GOOGLE UNDER PRESSURE TO ERADICATE CHILD PORNOGRAPHY IN ITS INDEX – Parent Groups and Child Protection organisations are calling on Google to filter out and ban any form of child pornography on the web.
The calls come in direct relation to the murder of Tia Sharp who was murdered by her stepfather Stuart Hazell who this week half way through his trial changed his plea to guilty.
Left: Stuart Hazell | Right: Tia Sharp – Hazell pleaded guilty to murdering Tia and is now serving 38 years imprisonment
As evidence unraveled the authorities discovered disturbing evidence that Stuart Hazell had used his mobile phone to access child pornography via Google search.
According to the evidence at trial Hazell was obsessed by websites containing child pornography which is believed to have fueled his desires until finally acting out his fantasies.

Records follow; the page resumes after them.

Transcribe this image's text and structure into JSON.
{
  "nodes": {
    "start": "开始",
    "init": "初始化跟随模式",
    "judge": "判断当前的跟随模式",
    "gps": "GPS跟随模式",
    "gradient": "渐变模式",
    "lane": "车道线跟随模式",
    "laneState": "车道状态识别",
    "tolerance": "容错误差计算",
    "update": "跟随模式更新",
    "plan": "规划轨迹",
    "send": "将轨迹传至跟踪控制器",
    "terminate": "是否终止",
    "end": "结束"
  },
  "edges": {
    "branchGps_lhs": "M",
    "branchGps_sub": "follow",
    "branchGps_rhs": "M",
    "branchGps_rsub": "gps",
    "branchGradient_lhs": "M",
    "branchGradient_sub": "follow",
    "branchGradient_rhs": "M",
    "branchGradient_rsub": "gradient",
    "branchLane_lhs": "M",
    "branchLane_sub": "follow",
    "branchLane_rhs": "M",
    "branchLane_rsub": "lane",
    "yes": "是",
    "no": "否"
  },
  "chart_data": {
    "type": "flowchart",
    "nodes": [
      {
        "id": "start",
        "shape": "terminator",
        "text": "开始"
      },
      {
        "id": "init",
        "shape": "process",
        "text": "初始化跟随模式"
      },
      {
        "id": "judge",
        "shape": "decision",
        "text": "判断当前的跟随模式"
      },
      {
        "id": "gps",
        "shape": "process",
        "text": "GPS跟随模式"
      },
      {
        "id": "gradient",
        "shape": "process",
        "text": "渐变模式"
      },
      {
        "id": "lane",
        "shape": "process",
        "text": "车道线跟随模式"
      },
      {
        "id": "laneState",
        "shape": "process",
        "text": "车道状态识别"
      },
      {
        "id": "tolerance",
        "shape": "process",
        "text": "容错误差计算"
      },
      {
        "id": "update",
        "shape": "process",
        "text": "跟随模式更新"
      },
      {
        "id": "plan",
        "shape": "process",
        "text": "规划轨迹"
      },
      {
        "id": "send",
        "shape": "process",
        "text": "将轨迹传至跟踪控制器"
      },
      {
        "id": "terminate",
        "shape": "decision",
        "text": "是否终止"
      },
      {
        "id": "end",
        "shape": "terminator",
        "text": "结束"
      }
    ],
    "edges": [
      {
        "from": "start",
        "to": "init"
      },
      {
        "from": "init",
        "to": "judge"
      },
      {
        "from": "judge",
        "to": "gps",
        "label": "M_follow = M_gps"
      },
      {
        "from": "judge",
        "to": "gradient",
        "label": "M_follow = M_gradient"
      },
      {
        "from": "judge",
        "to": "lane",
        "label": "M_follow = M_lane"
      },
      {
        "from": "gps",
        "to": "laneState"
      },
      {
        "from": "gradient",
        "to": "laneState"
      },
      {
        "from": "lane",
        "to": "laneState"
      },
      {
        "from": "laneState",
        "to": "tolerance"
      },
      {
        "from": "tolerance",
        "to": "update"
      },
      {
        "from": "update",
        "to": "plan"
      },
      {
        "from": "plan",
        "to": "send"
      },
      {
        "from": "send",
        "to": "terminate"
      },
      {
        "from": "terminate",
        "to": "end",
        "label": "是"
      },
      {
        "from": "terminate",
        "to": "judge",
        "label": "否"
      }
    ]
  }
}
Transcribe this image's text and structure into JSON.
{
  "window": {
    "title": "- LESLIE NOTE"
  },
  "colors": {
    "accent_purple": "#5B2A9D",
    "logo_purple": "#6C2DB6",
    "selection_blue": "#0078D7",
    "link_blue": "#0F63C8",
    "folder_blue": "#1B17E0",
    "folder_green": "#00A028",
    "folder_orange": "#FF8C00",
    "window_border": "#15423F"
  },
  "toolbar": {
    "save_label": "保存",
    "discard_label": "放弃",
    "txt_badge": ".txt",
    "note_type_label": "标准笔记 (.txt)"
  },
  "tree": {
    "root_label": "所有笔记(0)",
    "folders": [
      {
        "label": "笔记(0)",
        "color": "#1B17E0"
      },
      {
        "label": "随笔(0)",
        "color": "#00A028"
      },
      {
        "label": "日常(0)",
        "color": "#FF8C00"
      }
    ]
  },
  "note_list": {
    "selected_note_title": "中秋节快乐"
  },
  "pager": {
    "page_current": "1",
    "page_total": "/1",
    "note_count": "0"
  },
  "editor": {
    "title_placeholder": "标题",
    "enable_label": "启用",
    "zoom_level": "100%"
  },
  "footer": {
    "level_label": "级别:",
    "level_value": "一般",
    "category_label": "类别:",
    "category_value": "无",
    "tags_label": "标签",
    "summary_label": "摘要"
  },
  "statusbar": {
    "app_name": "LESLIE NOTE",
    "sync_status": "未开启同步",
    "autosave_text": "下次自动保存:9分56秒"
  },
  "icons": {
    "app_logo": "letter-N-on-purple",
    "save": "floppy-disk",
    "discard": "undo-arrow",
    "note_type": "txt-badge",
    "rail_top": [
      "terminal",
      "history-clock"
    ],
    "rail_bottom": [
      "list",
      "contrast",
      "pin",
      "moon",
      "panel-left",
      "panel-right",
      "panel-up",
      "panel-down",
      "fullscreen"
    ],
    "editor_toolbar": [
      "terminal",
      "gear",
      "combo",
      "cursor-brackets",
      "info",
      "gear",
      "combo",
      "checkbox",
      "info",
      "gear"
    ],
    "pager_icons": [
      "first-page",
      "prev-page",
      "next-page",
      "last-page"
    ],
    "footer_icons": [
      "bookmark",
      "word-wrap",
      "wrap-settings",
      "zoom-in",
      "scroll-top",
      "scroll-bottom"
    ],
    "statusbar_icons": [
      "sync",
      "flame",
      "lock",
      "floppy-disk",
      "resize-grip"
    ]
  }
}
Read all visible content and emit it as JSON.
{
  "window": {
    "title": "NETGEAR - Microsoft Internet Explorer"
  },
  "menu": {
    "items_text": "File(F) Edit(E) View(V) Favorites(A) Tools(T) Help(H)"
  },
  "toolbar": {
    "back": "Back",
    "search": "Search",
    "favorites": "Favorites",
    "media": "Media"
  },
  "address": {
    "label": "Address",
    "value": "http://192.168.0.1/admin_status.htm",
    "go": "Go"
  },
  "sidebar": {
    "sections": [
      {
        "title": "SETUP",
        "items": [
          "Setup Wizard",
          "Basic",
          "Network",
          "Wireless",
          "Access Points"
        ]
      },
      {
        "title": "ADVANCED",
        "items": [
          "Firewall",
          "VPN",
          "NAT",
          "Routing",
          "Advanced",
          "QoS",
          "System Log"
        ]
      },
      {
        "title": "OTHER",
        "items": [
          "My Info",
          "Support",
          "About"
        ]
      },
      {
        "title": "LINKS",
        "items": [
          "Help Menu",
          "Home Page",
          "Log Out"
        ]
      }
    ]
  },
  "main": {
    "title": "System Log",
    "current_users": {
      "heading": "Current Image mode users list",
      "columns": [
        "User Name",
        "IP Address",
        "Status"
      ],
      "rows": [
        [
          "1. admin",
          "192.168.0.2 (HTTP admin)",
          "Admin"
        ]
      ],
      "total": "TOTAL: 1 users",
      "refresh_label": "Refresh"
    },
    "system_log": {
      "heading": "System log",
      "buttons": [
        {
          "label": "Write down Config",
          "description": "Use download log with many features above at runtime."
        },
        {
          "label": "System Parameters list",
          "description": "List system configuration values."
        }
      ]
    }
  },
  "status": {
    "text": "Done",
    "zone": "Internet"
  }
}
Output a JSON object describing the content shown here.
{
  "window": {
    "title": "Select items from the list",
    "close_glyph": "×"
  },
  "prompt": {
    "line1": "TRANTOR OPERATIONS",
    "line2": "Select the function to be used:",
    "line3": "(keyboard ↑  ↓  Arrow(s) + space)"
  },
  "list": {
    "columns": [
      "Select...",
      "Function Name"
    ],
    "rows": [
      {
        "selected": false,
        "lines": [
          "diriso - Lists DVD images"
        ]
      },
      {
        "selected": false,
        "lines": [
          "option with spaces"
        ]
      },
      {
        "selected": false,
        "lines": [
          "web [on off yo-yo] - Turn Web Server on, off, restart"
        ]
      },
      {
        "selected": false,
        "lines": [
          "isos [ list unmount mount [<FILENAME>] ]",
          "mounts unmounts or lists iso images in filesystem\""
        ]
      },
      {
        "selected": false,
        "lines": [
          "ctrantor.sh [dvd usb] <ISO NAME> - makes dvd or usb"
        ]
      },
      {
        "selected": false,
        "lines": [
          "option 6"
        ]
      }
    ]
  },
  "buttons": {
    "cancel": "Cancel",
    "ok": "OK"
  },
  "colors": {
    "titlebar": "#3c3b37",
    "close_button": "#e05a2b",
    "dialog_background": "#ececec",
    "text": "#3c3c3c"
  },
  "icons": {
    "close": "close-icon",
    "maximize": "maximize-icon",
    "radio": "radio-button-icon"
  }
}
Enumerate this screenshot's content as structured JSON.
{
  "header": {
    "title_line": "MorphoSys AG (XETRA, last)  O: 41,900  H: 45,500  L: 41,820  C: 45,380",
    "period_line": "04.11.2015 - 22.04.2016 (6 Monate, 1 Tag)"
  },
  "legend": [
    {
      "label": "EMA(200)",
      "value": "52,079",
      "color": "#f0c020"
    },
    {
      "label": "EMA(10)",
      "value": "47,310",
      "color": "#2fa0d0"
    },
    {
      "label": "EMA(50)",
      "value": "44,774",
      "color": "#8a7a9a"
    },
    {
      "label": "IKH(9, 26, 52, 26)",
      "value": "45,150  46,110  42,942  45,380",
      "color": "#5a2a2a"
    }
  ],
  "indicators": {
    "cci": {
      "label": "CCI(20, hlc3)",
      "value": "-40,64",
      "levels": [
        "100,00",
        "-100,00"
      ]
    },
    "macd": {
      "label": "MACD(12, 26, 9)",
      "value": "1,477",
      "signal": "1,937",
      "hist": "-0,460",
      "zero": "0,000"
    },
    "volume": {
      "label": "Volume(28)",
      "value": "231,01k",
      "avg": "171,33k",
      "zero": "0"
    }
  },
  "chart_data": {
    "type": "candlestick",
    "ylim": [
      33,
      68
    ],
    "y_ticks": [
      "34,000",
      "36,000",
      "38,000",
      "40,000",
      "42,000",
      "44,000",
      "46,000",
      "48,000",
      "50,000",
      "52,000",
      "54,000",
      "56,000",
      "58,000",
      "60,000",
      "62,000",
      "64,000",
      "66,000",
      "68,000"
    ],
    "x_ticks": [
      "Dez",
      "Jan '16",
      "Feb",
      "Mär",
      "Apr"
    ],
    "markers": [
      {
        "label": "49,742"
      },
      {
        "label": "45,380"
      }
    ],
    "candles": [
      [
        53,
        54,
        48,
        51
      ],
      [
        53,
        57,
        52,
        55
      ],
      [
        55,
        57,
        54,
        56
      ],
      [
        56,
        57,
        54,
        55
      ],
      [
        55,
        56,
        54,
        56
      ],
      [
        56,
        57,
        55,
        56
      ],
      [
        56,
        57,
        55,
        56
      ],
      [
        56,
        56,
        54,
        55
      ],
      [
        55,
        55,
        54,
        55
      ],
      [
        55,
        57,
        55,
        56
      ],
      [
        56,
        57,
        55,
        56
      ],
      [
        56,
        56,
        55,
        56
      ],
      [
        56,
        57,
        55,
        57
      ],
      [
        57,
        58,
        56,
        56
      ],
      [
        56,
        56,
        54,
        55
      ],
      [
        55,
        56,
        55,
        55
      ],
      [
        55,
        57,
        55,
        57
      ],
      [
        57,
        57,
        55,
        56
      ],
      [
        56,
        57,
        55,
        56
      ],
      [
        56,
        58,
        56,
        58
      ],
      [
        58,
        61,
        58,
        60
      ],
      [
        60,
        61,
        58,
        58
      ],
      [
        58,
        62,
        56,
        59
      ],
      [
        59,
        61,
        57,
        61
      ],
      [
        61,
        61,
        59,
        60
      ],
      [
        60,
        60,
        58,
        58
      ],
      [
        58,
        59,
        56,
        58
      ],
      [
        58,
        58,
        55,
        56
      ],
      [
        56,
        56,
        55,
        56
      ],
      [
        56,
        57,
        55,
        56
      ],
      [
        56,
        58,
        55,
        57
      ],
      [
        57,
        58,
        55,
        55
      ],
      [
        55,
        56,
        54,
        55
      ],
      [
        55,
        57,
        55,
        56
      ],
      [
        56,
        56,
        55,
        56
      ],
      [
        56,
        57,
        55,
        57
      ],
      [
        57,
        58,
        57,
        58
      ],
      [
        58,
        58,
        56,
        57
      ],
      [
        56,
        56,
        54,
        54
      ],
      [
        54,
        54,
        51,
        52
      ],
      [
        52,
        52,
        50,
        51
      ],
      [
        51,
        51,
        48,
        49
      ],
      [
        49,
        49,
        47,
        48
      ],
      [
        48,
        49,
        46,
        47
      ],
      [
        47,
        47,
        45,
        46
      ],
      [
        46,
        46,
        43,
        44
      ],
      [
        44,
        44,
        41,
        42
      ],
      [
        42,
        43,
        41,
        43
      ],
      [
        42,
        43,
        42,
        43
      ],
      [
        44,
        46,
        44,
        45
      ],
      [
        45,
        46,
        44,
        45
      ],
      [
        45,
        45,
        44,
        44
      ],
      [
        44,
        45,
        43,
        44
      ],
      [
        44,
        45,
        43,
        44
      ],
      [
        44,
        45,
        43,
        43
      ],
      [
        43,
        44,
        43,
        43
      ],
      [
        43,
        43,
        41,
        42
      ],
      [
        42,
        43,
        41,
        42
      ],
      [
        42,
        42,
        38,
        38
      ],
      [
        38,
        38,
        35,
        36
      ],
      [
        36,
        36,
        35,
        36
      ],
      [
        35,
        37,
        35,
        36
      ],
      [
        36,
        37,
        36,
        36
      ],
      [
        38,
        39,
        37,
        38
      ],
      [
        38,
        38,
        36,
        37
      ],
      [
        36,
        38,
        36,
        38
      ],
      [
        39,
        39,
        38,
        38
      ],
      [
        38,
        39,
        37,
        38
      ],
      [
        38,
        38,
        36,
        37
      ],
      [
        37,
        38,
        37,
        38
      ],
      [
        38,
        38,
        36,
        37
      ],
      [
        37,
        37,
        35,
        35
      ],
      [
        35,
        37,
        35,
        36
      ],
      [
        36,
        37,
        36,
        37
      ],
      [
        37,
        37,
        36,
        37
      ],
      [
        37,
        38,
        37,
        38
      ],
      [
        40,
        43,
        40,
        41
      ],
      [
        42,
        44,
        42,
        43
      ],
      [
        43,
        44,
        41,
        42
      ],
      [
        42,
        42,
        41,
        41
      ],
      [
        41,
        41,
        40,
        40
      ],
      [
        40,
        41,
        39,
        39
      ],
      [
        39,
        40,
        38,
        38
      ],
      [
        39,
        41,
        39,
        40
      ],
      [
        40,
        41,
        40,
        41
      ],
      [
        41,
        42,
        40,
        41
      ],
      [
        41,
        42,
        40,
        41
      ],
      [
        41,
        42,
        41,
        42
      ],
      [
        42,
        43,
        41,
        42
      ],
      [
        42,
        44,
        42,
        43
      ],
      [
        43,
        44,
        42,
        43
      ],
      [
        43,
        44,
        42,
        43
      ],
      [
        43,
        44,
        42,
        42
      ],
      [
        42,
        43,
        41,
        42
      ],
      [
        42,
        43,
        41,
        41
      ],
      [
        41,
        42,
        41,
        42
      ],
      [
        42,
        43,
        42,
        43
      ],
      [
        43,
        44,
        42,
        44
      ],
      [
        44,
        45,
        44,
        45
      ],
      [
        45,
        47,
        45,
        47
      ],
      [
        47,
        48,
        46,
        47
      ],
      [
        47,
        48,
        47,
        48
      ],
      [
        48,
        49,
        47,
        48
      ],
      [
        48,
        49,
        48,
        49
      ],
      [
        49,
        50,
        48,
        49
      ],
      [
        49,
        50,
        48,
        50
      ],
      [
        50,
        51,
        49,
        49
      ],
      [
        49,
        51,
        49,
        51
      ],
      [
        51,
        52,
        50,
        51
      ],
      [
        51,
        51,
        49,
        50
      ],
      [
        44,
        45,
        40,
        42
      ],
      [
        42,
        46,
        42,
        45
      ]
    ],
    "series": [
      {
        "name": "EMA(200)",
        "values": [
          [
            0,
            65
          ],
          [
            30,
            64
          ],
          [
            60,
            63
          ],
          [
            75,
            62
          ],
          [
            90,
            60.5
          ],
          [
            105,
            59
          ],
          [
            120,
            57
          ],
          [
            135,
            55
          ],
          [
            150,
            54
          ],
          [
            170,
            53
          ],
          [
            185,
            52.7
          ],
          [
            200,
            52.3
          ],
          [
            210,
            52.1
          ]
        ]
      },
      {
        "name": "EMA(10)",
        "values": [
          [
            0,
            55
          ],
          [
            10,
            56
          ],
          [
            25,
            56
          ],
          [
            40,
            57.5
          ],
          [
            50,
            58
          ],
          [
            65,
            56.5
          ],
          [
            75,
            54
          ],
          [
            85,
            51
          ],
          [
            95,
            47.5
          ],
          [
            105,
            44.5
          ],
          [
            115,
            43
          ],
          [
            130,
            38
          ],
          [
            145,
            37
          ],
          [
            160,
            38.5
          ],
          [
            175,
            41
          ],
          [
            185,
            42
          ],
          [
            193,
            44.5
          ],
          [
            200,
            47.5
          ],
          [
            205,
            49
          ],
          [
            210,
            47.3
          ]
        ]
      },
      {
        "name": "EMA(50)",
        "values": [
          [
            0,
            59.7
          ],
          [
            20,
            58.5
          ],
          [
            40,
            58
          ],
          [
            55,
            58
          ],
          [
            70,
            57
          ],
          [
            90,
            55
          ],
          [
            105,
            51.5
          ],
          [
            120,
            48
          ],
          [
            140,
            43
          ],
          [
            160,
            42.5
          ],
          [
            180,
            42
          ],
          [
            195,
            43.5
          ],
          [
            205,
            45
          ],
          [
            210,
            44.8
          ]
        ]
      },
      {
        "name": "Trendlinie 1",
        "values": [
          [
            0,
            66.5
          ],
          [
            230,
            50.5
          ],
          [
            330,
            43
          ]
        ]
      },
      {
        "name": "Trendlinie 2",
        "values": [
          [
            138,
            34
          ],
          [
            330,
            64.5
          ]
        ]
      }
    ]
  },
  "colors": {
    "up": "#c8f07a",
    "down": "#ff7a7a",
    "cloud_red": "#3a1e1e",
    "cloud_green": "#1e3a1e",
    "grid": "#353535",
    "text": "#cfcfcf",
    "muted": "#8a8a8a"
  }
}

Police uncovered a number of disturbing Google searches including, ‘naked little girlies’, under-age incest’, ‘daddy daughter pictures’ and much more.
Tia’s body was finally discovered in the loft of her grandmother’s home after Hazell had murdered her, wrapped her body in carpeting and then hidden her under piles of junk.
Experts gave testimony that Hazell was a habitual user of the internet in order to satisfy his desires and this led him to progress from petty crime until eventually becoming a child killer.
For more on this story see the Daily Mail articles:
Considering the evidence of this case and many others where children have been raped and murdered it is little wonder why the public and child safety groups like the NSPCC (National Society for the Prevention and Cruelty of Children) are calling upon the likes of Google, and other major search engines, such as Bing and Yahoo, to eradicate any form of child pornography on their indexes.
Others are also calling on Google in make the ‘Safe Search’ the ‘default setting’ on it search system in order reduce the risk of indecent images or websites appearing in the search results.
While this measure is easy enough the idea of eradicating websites and images that contain child pornography is something completely different.
While the search engines could use certain keywords or phrases to block the uploading and searching of indecent materials this could easily be circumnavigated by those adding such content to the web by simply not using the terms listed.
Natisha Hillard (left) Christopher Bour (right) – She sold her infant to an online pedophile – read:
On another issue keywords and phrases could also damage many websites reputations for wrongful targeting of content. For instance this article examines the pressure being put on the major search engines to eradicate child pornography on the web. As you can see the keyword or phrase ‘child pornography’ appears several times and while there is nothing in this article that is in violation of any laws it could well be deemed that way simply through the use of such words and unless a ‘manual’ check is undertaken this page and the entire website could be banned from Google’s index.
I am sure we can all agree that child pornography needs to be eradicated from the internet and while we are at it other unsuitable material including terrorists promoting violence or providing instructions to make bombs. No doubt people could make a huge list of all content that should not be on the list but trying to control content, in reality, is extremely difficult and debatable.
Considering there are over 1 trillion web pages on Google’s servers it makes the task of policing the content almost impossible.
Could Google do more? Consider the comment made by Jon Brown of the NSPCC:
“Google needs to do more in terms of blocking searches for child abuse imagery but they also need to be alerting the authorities if someone is blatantly doing these searches.” Jon Brown, NSPCC
There are certainly aspects of Jon’s statement that needs looking at but again as with the imagery it is almost impossible to eradicate due to the volume of images uploaded to the web each and every second of the day. The idea of the authorities being alerted if someone is blatantly undertaking searches of child pornography is also another good idea in theory, however how many people would be targeted wrongly? For instance any reading this article with the keywords and phrases could be targeted. Yes it could be argued that a quick investigation would conclude that the individual had not broken any laws but how many times in a single day would select keywords or phrases be flagged and how many police officers would be required to man such a system?
“We take this issue extremely seriously. When we discover child abuse imagery or are made aware of it, we respond quickly to remove and report it to the appropriate law enforcement authorities.” Google Spokesman
Many feel, and I have to agree with them on many occasions, that we have created an information system (the web) that allows for sick, twisted and depraved fantasies to be played out online and then shared with other like-minded individuals. As a parent I feel that more development is needed in order to completely eradicate child pornography from the web but as a website owner and being in the industry for over 20 years I fully understand the complexities of creating such a system.
As with Google’s statement above they do in fact take any form of abuse seriously and allow people to report any content they find that is illegal. What is needed here is a collective effort so that more illegal content can be detected and removed.
The crime of child abuse and child pornography, like any other crime, requires diligence and better systems of regulation and Google and the other major search engines are continuously working on ways to eradicate illegal material from its servers and I for one, as with many others, hope that new developments in search technology and screening will help prevent child pornography and other illegal material being prevented from being uploaded or downloaded on the web.
Can you think of a way to eradicate online child pornography? All suggestions help so have your say… leave your comments below.